Ray Breslin (Sylvester Stallone) works for the federal bureau of prisons along with his partner Lester Clark (Vincent D'Onofrio) and team consisting of Abigail (Amy Ryan) and Hush (Curtis '50 Cent' Jackson). Ray will purposely get himself behind bars just to prove that he can figure out a way to break out. With 14 prisons currently under his belt, it's safe to say he knows what he doing. Ray decides to work for the CIA after they offer him double his usual wages, but he gets a little more than he bargained for. Ray wakes up in one of the world's most off-the-grid, secretive, and secure prisons, but realizes that he's going to have to rely on the help of a fellow inmate if he ever wants to see the outside world again. He finds that confidant in Emil Rottmayer (Arnold Schwarzenegger). The plans Ray and Rottmayer continue to make regarding their escape are constantly foiled by the Warden Willard Hobbs (Jim Caviezel) and Drake (Vinnie Jones) the head of security. Is this the one prison that will imprison Ray Breslin for good or can Ray feel out the flaws of any man-made prison and be a free man once again?
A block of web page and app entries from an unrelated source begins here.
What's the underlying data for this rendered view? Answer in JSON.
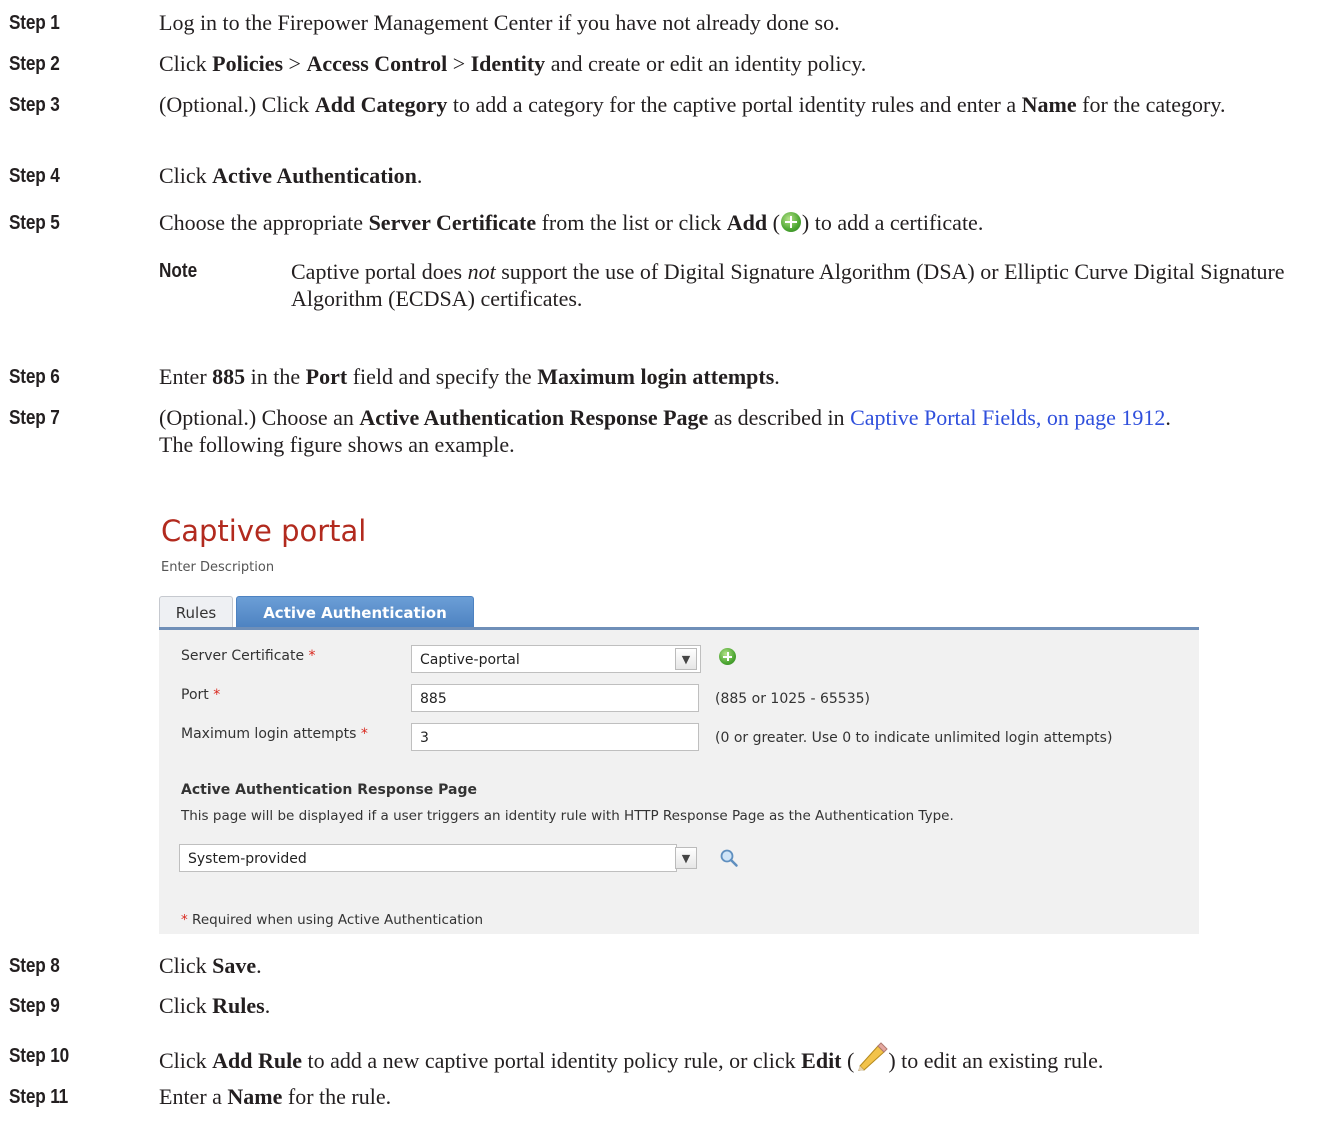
{
  "steps": {
    "s1": {
      "label": "Step 1",
      "text": "Log in to the Firepower Management Center if you have not already done so."
    },
    "s2": {
      "label": "Step 2",
      "a": "Click ",
      "b1": "Policies",
      "sep1": " > ",
      "b2": "Access Control",
      "sep2": " > ",
      "b3": "Identity",
      "c": " and create or edit an identity policy."
    },
    "s3": {
      "label": "Step 3",
      "a": "(Optional.) Click ",
      "b1": "Add Category",
      "c": " to add a category for the captive portal identity rules and enter a ",
      "b2": "Name",
      "d": " for the category."
    },
    "s4": {
      "label": "Step 4",
      "a": "Click ",
      "b1": "Active Authentication",
      "c": "."
    },
    "s5": {
      "label": "Step 5",
      "a": "Choose the appropriate ",
      "b1": "Server Certificate",
      "c": " from the list or click ",
      "b2": "Add",
      "d": " (",
      "e": ") to add a certificate."
    },
    "note": {
      "label": "Note",
      "a": "Captive portal does ",
      "i1": "not",
      "c": " support the use of Digital Signature Algorithm (DSA) or Elliptic Curve Digital Signature Algorithm (ECDSA) certificates."
    },
    "s6": {
      "label": "Step 6",
      "a": "Enter ",
      "b1": "885",
      "c": " in the ",
      "b2": "Port",
      "d": " field and specify the ",
      "b3": "Maximum login attempts",
      "e": "."
    },
    "s7": {
      "label": "Step 7",
      "a": "(Optional.) Choose an ",
      "b1": "Active Authentication Response Page",
      "c": " as described in ",
      "link": "Captive Portal Fields, on page 1912",
      "d": ".",
      "e": "The following figure shows an example."
    },
    "s8": {
      "label": "Step 8",
      "a": "Click ",
      "b1": "Save",
      "c": "."
    },
    "s9": {
      "label": "Step 9",
      "a": "Click ",
      "b1": "Rules",
      "c": "."
    },
    "s10": {
      "label": "Step 10",
      "a": "Click ",
      "b1": "Add Rule",
      "c": " to add a new captive portal identity policy rule, or click ",
      "b2": "Edit",
      "d": " (",
      "e": ") to edit an existing rule."
    },
    "s11": {
      "label": "Step 11",
      "a": "Enter a ",
      "b1": "Name",
      "c": " for the rule."
    }
  },
  "figure": {
    "title": "Captive portal",
    "description": "Enter Description",
    "tabs": {
      "rules": "Rules",
      "active": "Active Authentication"
    },
    "fields": {
      "server_certificate_label": "Server Certificate",
      "server_certificate_value": "Captive-portal",
      "port_label": "Port",
      "port_value": "885",
      "port_hint": "(885 or 1025 - 65535)",
      "max_login_label": "Maximum login attempts",
      "max_login_value": "3",
      "max_login_hint": "(0 or greater. Use 0 to indicate unlimited login attempts)",
      "required_mark": "*"
    },
    "response_page": {
      "title": "Active Authentication Response Page",
      "description": "This page will be displayed if a user triggers an identity rule with HTTP Response Page as the Authentication Type.",
      "value": "System-provided"
    },
    "footnote": "Required when using Active Authentication",
    "colors": {
      "title": "#b22a1e",
      "tab_active": "#5a8dcb",
      "required": "#d9271d",
      "link": "#2f4fdc"
    }
  }
}
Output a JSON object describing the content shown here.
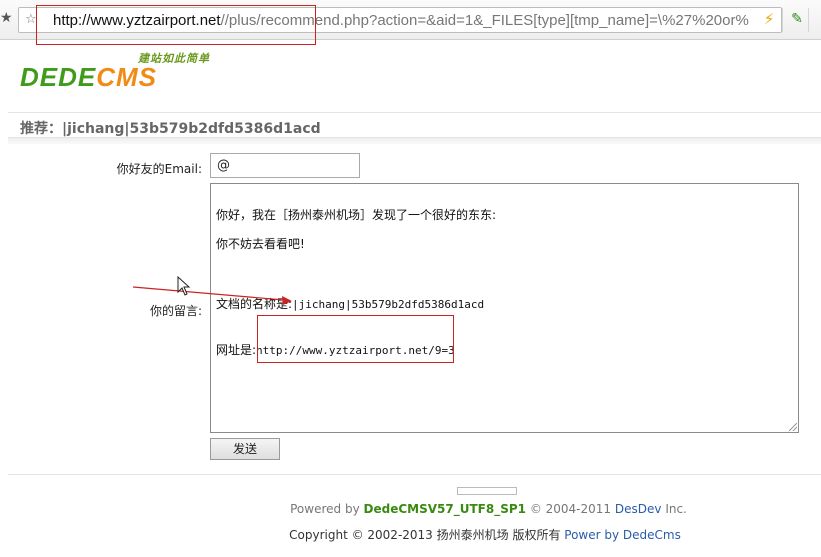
{
  "browser": {
    "url_domain": "http://www.yztzairport.net",
    "url_path": "//plus/recommend.php?action=&aid=1&_FILES[type][tmp_name]=\\%27%20or%",
    "icons": [
      "star-icon",
      "bookmark-star-icon",
      "lightning-bolt-icon",
      "pin-icon"
    ]
  },
  "logo": {
    "slogan": "建站如此简单",
    "text_dede": "DEDE",
    "text_cms": "CMS"
  },
  "page": {
    "title": "推荐：|jichang|53b579b2dfd5386d1acd"
  },
  "form": {
    "email_label": "你好友的Email:",
    "email_value": "@",
    "message_label": "你的留言:",
    "message_lines": [
      "你好，我在［扬州泰州机场］发现了一个很好的东东:",
      "你不妨去看看吧!"
    ],
    "doc_name_label": "文档的名称是:",
    "doc_name_value": "|jichang|53b579b2dfd5386d1acd",
    "url_label": "网址是:",
    "url_value": "http://www.yztzairport.net/9=3",
    "send_label": "发送"
  },
  "footer": {
    "powered_prefix": "Powered by",
    "powered_version": "DedeCMSV57_UTF8_SP1",
    "powered_years": "© 2004-2011",
    "powered_company": "DesDev",
    "powered_suffix": "Inc.",
    "copyright_text": "Copyright © 2002-2013 扬州泰州机场 版权所有",
    "copyright_link": "Power by DedeCms"
  },
  "colors": {
    "annotation_red": "#cc2222",
    "logo_green": "#3f9b1a",
    "logo_orange": "#f08b16",
    "link_blue": "#2a5ca8"
  }
}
"Escape Plan" shatters expectations early on and is actually fairly intelligent at times. Ray Breslin will breakdown the layout and floor plan of each prison you see him in on screen. It's done in a way that is reminiscent of the way Sherlock Holmes analyzes his surroundings in Guy Ritchie's "Sherlock Holmes." The floor plans have this cartoonish feel to them though that aren't unlike the ACME blueprints Wile E. Coyote tries to use on the Roadrunner on "Looney Tunes" or the ones Tom creates to try to build a better mouse trap to finally capture Jerry in "Tom and Jerry." Ray's assessments are actually really well thought out and are surprisingly sharp.
Aside from that though, "Escape Plan" is exactly what you'd expect from a film from Stallone and Schwarzenegger. Curtis Jackson attempts to portray a tech expert and tries to be a brainiac before finally giving in and doing nothing but curse. Vincent D'Onofrio is essentially the same character Jean Reno was in "Alex Cross" except he uses more hand sanitizer. You hold out a little hope for some of the talent involved. You may notice Sam Neill is a part of the cast, but the doctor he portrays doesn't do much of anything besides question his place and send off an email. Vinnie Jones is the tough muscle head you've come accustomed to him playing while Jim Caviezel is cold and ruthless yet forgettable.
The most entertaining part of "Escape Plan" is hearing Arnold do so much dialogue in Austrian. The particular scene is the best acting Arnold has done in years and he's by himself the majority of the scene and crammed in a steel box. The majority of the film is devoted to Ray planning an escape, having obstacles thrown in his way by Hobbs, attempts at negotiations, and Ray overcoming impossible odds all over again.
Your enjoyment of "Escape Plan" will likely rely on whether you enjoyed "The Expendables" films or not. These are two of the biggest action stars of the 80s and 90s and neither actor knows how to let that go. While it isn't quite fair to label "Escape Plan" as a spin-off of "The Expendables," that 90s cheese and outdated writing is still there.
"Escape Plan" is an action thriller that has hints of intelligence, but its elongated duration hurts it more than anything else as the film is about 30 minutes too long. Sylvester Stallone and Arnold Schwarzenegger are so busy trying to recapture their glory days that they don't realize how dated everything in "Escape Plan" really is. With dumb action at its core that feels a quarter of a century past its prime, "Escape Plan" fails to be a breakthrough hit even though Arnold is able to get to the chopper.
"Escape Plan" is now playing across the country starting today, October 18.